Justices for the Supreme Court of the state of Pennsylvania have struck down a countywide policy that barred those on probation from accessing medical cannabis.
The ruling determined that the local (Lebanon County) ban was in conflict with the state’s medical marijuana access law, which states that Pennsylvanians registered with the program shall not be punished for their use cannabis.
Commenting on the ruling, NORML’s Deputy Director Paul Armentano said: “This decision provides further validation that cannabis is medicine and that those Pennsylvanians who rely on it should not be treated any differently or be denied any rights under the law.”

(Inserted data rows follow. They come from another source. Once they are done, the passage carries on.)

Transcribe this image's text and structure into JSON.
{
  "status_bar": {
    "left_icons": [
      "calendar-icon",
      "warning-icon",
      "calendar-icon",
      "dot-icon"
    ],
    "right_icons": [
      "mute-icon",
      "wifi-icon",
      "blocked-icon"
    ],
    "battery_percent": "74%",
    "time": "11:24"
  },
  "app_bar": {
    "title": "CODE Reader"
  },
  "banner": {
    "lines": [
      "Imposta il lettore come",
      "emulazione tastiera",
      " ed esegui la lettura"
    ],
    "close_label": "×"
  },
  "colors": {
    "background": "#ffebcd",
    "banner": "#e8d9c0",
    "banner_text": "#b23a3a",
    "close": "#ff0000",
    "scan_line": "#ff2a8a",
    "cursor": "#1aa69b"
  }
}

Writing for the Court, Chief Justice Thomas G. Saylor opined: “The MMA (Medical Marijuana Act] contains an immunity provision protecting patients from government sanctions. Per the statute, no such individual ‘shall be subject to arrest, prosecution or penalty in any manner, or denied any right or privilege, … solely for lawful use of medical marijuana … or for any other action taken in accordance with this act.’ … Although ensuring strict adherence to the MMA by those possessing a valid medical marijuana card may be difficult, the alternative selected by the District of diluting the immunity afforded to probationer patients by the Act is simply not a viable option.”
Justices further rejected the argument that those on probation may be prohibited from accessing medical cannabis because the substance is categorized as a Schedule I controlled substance under the federal Controlled Substances Act, finding: “The federal Controlled Substances Act does not (and could not) require states to enforce it. … In enacting the MMA, the Pennsylvania Legislature proceeded pursuant to its independent power to define state criminal law and promote the health and welfare of the citizenry. While the circumstances are certainly uneasy — since possession and use of medical marijuana remains a federal crime — we find that the District cannot require state level adherence to the federal prohibition, where the General Assembly has specifically undertaken to legalize the use of medical marijuana for enumerated therapeutic purposes.”
The case is Gass et al, v 52nd Judicial District, Lebanon County.